= Task description =
For the records below, say how many lines contain the string "icon". Give no other text.

= Dataset extract =
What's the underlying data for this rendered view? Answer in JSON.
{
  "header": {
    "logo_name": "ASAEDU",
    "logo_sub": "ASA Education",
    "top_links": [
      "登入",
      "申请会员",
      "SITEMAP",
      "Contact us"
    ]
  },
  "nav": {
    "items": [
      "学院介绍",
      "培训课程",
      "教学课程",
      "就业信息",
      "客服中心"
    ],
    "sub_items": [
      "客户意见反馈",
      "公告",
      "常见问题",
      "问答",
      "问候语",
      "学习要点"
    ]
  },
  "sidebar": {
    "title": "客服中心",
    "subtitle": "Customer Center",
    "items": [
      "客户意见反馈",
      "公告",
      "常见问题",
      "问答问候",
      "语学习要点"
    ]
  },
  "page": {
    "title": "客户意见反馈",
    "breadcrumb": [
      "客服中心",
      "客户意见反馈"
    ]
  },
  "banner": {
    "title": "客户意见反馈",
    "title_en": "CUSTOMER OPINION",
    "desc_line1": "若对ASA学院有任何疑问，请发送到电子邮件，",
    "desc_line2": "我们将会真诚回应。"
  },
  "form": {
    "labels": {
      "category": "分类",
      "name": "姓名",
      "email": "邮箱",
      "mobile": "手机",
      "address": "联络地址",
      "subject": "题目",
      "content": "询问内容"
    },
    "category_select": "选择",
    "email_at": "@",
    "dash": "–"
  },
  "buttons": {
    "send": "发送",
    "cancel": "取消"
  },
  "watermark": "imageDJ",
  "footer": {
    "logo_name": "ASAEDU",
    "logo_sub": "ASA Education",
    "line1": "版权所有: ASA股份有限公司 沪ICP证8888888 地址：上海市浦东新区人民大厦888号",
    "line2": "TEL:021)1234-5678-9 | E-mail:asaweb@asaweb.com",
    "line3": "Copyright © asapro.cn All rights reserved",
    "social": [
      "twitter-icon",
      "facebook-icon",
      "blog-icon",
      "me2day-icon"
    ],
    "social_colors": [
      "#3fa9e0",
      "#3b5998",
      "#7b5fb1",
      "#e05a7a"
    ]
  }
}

= Solution for this task =
4